[Items from an interface collection]
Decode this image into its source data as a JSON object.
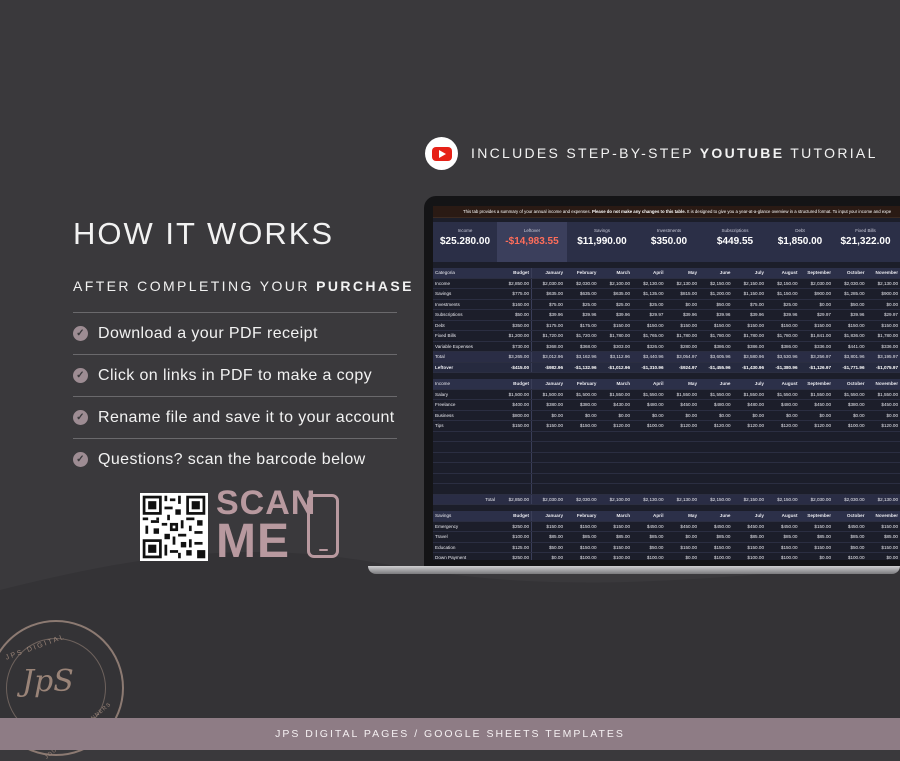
{
  "left": {
    "title": "HOW IT WORKS",
    "subtitle_prefix": "AFTER COMPLETING YOUR",
    "subtitle_bold": "PURCHASE",
    "steps": [
      {
        "label": "Download a your PDF receipt"
      },
      {
        "label": "Click on links in PDF to make a copy"
      },
      {
        "label": "Rename file and save it to your account"
      },
      {
        "label": "Questions? scan the barcode below"
      }
    ],
    "scan_line1": "SCAN",
    "scan_line2": "ME"
  },
  "youtube": {
    "prefix": "INCLUDES STEP-BY-STEP",
    "bold": "YOUTUBE",
    "suffix": "TUTORIAL"
  },
  "sheet": {
    "notice_prefix": "This tab provides a summary of your annual income and expenses.",
    "notice_bold": "Please do not make any changes to this table.",
    "notice_suffix": "It is designed to give you a year-at-a-glance overview in a structured format. To input your income and expe",
    "cards": [
      {
        "label": "Income",
        "value": "$25.280.00"
      },
      {
        "label": "Leftover",
        "value": "-$14,983.55"
      },
      {
        "label": "Savings",
        "value": "$11,990.00"
      },
      {
        "label": "Investments",
        "value": "$350.00"
      },
      {
        "label": "Subscriptions",
        "value": "$449.55"
      },
      {
        "label": "Debt",
        "value": "$1,850.00"
      },
      {
        "label": "Fixed Bills",
        "value": "$21,322.00"
      }
    ],
    "summary": {
      "headers": [
        "Categoria",
        "Budget",
        "January",
        "February",
        "March",
        "April",
        "May",
        "June",
        "July",
        "August",
        "September",
        "October",
        "November"
      ],
      "rows": [
        [
          "Income",
          "$2,850.00",
          "$2,030.00",
          "$2,030.00",
          "$2,100.00",
          "$2,130.00",
          "$2,130.00",
          "$2,150.00",
          "$2,150.00",
          "$2,150.00",
          "$2,030.00",
          "$2,030.00",
          "$2,130.00"
        ],
        [
          "Savings",
          "$775.00",
          "$635.00",
          "$635.00",
          "$635.00",
          "$1,135.00",
          "$815.00",
          "$1,200.00",
          "$1,150.00",
          "$1,150.00",
          "$900.00",
          "$1,285.00",
          "$900.00"
        ],
        [
          "Investments",
          "$160.00",
          "$75.00",
          "$25.00",
          "$25.00",
          "$25.00",
          "$0.00",
          "$50.00",
          "$75.00",
          "$25.00",
          "$0.00",
          "$50.00",
          "$0.00"
        ],
        [
          "Subscriptions",
          "$50.00",
          "$39.96",
          "$39.96",
          "$39.96",
          "$29.97",
          "$39.96",
          "$39.96",
          "$39.96",
          "$39.96",
          "$29.97",
          "$39.96",
          "$29.97"
        ],
        [
          "Debt",
          "$350.00",
          "$175.00",
          "$175.00",
          "$150.00",
          "$150.00",
          "$150.00",
          "$150.00",
          "$150.00",
          "$150.00",
          "$150.00",
          "$150.00",
          "$150.00"
        ],
        [
          "Fixed Bills",
          "$1,200.00",
          "$1,720.00",
          "$1,720.00",
          "$1,780.00",
          "$1,765.00",
          "$1,780.00",
          "$1,780.00",
          "$1,780.00",
          "$1,780.00",
          "$1,841.00",
          "$1,836.00",
          "$1,780.00"
        ],
        [
          "Variable Expenses",
          "$730.00",
          "$368.00",
          "$368.00",
          "$303.00",
          "$326.00",
          "$280.00",
          "$386.00",
          "$386.00",
          "$386.00",
          "$336.00",
          "$441.00",
          "$336.00"
        ]
      ],
      "total": [
        "Total",
        "$3,265.00",
        "$3,012.96",
        "$3,162.96",
        "$3,112.96",
        "$3,440.96",
        "$3,054.97",
        "$3,605.96",
        "$3,580.96",
        "$3,530.96",
        "$3,256.97",
        "$3,801.96",
        "$3,195.97"
      ],
      "leftover": [
        "Leftover",
        "-$415.00",
        "-$982.96",
        "-$1,132.96",
        "-$1,012.96",
        "-$1,310.96",
        "-$924.97",
        "-$1,455.96",
        "-$1,430.96",
        "-$1,380.96",
        "-$1,126.97",
        "-$1,771.96",
        "-$1,075.97"
      ]
    },
    "income": {
      "headers": [
        "Income",
        "Budget",
        "January",
        "February",
        "March",
        "April",
        "May",
        "June",
        "July",
        "August",
        "September",
        "October",
        "November"
      ],
      "rows": [
        [
          "Salary",
          "$1,500.00",
          "$1,500.00",
          "$1,500.00",
          "$1,550.00",
          "$1,550.00",
          "$1,550.00",
          "$1,550.00",
          "$1,550.00",
          "$1,550.00",
          "$1,550.00",
          "$1,550.00",
          "$1,550.00"
        ],
        [
          "Freelance",
          "$400.00",
          "$380.00",
          "$380.00",
          "$430.00",
          "$480.00",
          "$450.00",
          "$480.00",
          "$480.00",
          "$480.00",
          "$450.00",
          "$380.00",
          "$450.00"
        ],
        [
          "Business",
          "$800.00",
          "$0.00",
          "$0.00",
          "$0.00",
          "$0.00",
          "$0.00",
          "$0.00",
          "$0.00",
          "$0.00",
          "$0.00",
          "$0.00",
          "$0.00"
        ],
        [
          "Tips",
          "$150.00",
          "$150.00",
          "$150.00",
          "$120.00",
          "$100.00",
          "$120.00",
          "$120.00",
          "$120.00",
          "$120.00",
          "$120.00",
          "$100.00",
          "$120.00"
        ]
      ],
      "total": [
        "Total",
        "$2,850.00",
        "$2,030.00",
        "$2,030.00",
        "$2,100.00",
        "$2,130.00",
        "$2,130.00",
        "$2,150.00",
        "$2,150.00",
        "$2,150.00",
        "$2,030.00",
        "$2,030.00",
        "$2,130.00"
      ]
    },
    "savings": {
      "headers": [
        "Savings",
        "Budget",
        "January",
        "February",
        "March",
        "April",
        "May",
        "June",
        "July",
        "August",
        "September",
        "October",
        "November"
      ],
      "rows": [
        [
          "Emergency",
          "$250.00",
          "$150.00",
          "$150.00",
          "$150.00",
          "$450.00",
          "$450.00",
          "$450.00",
          "$450.00",
          "$450.00",
          "$150.00",
          "$450.00",
          "$150.00"
        ],
        [
          "Travel",
          "$100.00",
          "$85.00",
          "$85.00",
          "$85.00",
          "$85.00",
          "$0.00",
          "$85.00",
          "$85.00",
          "$85.00",
          "$85.00",
          "$85.00",
          "$85.00"
        ],
        [
          "Education",
          "$125.00",
          "$50.00",
          "$150.00",
          "$150.00",
          "$50.00",
          "$150.00",
          "$150.00",
          "$150.00",
          "$150.00",
          "$150.00",
          "$50.00",
          "$150.00"
        ],
        [
          "Down Payment",
          "$250.00",
          "$0.00",
          "$100.00",
          "$100.00",
          "$100.00",
          "$0.00",
          "$100.00",
          "$100.00",
          "$100.00",
          "$0.00",
          "$100.00",
          "$0.00"
        ]
      ]
    }
  },
  "stamp": {
    "ring_text": "JPS DIGITAL",
    "ring_text2": "JOURNALS & PLANNERS",
    "monogram": "JpS"
  },
  "footer": "JPS DIGITAL PAGES / GOOGLE SHEETS TEMPLATES",
  "colors": {
    "background": "#3a393c",
    "accent": "#b8999f",
    "footer": "#8e7c85",
    "negative": "#ff6d5a"
  }
}
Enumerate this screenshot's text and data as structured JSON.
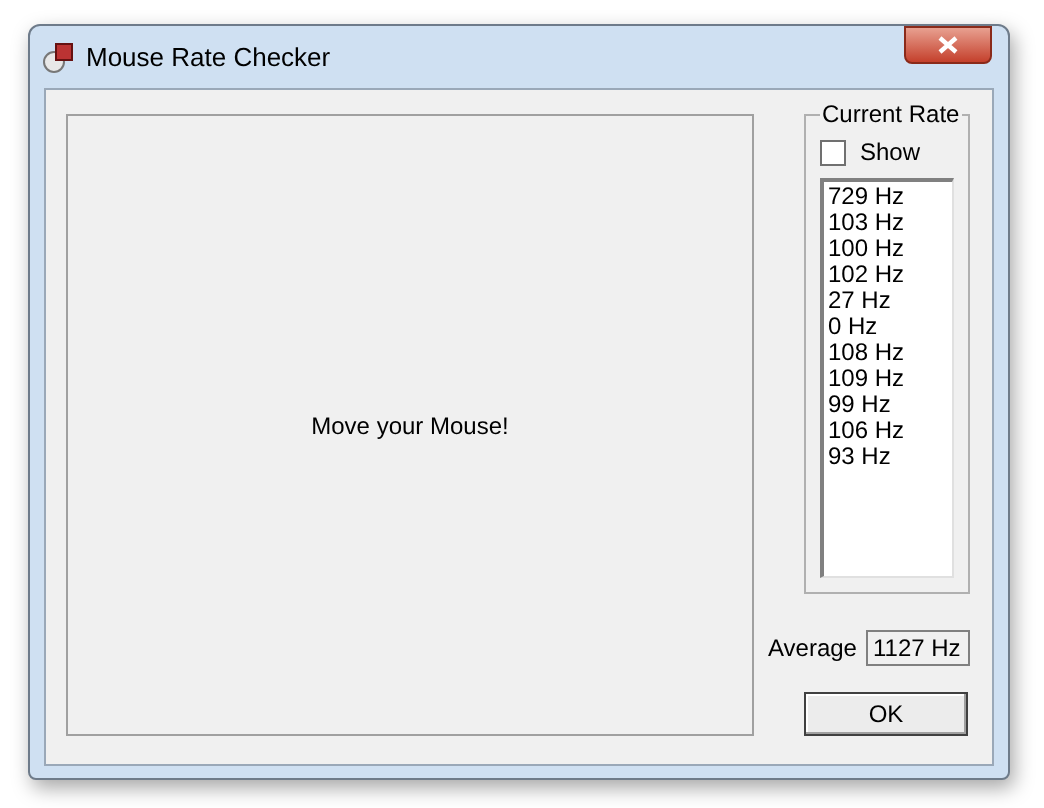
{
  "window": {
    "title": "Mouse Rate Checker"
  },
  "canvas": {
    "message": "Move your Mouse!"
  },
  "current_rate": {
    "title": "Current Rate",
    "show": {
      "label": "Show",
      "checked": false
    },
    "rates": [
      "729 Hz",
      "103 Hz",
      "100 Hz",
      "102 Hz",
      "27 Hz",
      "0 Hz",
      "108 Hz",
      "109 Hz",
      "99 Hz",
      "106 Hz",
      "93 Hz"
    ]
  },
  "average": {
    "label": "Average",
    "value": "1127 Hz"
  },
  "buttons": [
    "OK"
  ]
}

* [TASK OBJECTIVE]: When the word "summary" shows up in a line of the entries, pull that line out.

* [COMPLETED TASK]:
    "notice_prefix": "This tab provides a summary of your annual income and expenses.",
    "summary": {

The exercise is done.